In Taylor, read sections 10.3 to 10.4 for today, and 10.4 to 10.6 for Monday.
where L and ω are (1×3) column vectors, and I is the (3×3) matrix
An individual element of the matrix, ij, where i and j = x, y, or z, is
Derive relations among the elements of the inertia tensor for a lamina.
A lamina is a planar object. Being flat, we can orient it to lie in the x-y plane so that all points have z=0. Then we see immediately that Ixz = Iyz = 0. Additionally there's a relation between the diagonal elements. To see this, notice that, since z=0 for all points,
The remaining element, Ixy = &suma maxaya
As discussed in the cone example, a diagonal inertia tensor means that a rotation about one of the axes has angular momentum parallel to angular velocity. This is nice, when we happen to have an object that produces a diagonal inertia tensor.
But wait! There's a theorem from linear algebra that says that any symmetric matrix can be rotated to a different basis in which it is diagonal. Every inertia tensor is symmetric, therefore we can always diagonalize the inertia tensor, for any object no matter how oddly shaped.
Physically, this means that every object has directions that they can be spun around such that the angular momentum is parallel to the angular velocity vector. We write this mathematically as saying that the angular momentum equals a constant times the angular velocity or
The directions where this is true are called the principal axes of the body. For the cone example, the x, y, and z axes defined in the calculation are principal axes. The constants of proportionality are the diagonal elements of the diagonalized inertia tensor (L = λω), and are called the principal moments.

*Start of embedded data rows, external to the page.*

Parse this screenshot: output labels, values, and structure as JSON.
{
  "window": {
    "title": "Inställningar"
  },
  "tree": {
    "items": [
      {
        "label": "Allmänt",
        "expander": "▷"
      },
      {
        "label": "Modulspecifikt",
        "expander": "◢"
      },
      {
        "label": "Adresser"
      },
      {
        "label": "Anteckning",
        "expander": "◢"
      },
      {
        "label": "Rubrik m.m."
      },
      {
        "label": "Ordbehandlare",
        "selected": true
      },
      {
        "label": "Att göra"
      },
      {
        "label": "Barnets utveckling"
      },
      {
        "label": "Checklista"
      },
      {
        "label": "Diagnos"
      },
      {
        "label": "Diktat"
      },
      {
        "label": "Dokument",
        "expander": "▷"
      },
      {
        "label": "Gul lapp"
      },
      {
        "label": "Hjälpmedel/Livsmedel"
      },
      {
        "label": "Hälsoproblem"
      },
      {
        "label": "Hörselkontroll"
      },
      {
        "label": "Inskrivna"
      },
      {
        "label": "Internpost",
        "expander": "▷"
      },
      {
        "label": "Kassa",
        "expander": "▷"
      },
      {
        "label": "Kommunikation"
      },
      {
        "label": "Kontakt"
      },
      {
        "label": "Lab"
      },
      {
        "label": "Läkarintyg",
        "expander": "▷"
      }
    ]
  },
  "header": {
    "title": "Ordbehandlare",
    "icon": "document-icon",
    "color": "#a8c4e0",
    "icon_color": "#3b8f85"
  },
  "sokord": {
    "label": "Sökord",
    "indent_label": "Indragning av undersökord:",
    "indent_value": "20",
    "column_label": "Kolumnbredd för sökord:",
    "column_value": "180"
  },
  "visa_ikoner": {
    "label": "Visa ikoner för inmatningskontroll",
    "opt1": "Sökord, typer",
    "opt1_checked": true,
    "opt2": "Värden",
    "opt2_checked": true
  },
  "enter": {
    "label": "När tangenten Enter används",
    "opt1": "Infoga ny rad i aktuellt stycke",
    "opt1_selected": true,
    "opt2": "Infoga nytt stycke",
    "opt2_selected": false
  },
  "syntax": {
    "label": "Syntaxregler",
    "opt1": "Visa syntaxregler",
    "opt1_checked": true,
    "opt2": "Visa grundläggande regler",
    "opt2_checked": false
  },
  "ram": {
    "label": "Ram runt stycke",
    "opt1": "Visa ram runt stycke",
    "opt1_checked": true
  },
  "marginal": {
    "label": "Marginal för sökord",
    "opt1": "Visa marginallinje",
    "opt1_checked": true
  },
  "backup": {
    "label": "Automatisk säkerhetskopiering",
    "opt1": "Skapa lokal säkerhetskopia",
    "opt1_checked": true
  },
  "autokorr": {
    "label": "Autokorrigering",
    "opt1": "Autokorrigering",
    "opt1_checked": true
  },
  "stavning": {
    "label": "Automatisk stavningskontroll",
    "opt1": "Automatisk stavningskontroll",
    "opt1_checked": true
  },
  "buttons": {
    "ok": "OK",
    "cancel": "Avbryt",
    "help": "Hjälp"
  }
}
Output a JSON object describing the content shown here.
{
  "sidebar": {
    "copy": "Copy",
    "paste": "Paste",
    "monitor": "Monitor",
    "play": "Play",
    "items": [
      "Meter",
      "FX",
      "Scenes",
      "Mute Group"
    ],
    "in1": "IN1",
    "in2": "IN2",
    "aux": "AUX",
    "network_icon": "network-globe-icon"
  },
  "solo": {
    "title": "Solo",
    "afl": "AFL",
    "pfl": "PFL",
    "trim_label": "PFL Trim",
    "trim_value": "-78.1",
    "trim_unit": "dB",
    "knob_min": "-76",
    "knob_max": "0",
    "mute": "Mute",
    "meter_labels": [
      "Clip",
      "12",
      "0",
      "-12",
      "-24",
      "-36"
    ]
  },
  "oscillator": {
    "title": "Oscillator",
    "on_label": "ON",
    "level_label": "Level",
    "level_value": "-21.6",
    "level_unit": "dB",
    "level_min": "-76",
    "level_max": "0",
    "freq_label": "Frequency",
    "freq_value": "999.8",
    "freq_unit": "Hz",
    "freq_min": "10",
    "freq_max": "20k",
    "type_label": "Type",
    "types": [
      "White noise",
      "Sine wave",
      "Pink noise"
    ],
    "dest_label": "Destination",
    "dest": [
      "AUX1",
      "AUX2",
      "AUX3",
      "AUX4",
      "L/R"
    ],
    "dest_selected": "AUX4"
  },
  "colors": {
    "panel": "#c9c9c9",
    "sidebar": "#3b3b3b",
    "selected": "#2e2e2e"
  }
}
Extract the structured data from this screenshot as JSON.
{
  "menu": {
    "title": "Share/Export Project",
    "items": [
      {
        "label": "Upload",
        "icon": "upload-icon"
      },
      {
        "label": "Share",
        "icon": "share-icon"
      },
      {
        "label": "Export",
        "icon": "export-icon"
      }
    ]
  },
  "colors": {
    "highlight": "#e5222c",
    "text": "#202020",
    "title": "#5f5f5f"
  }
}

We can easily calculate rotational kinetic energy by exploiting the principle axes and principal moments.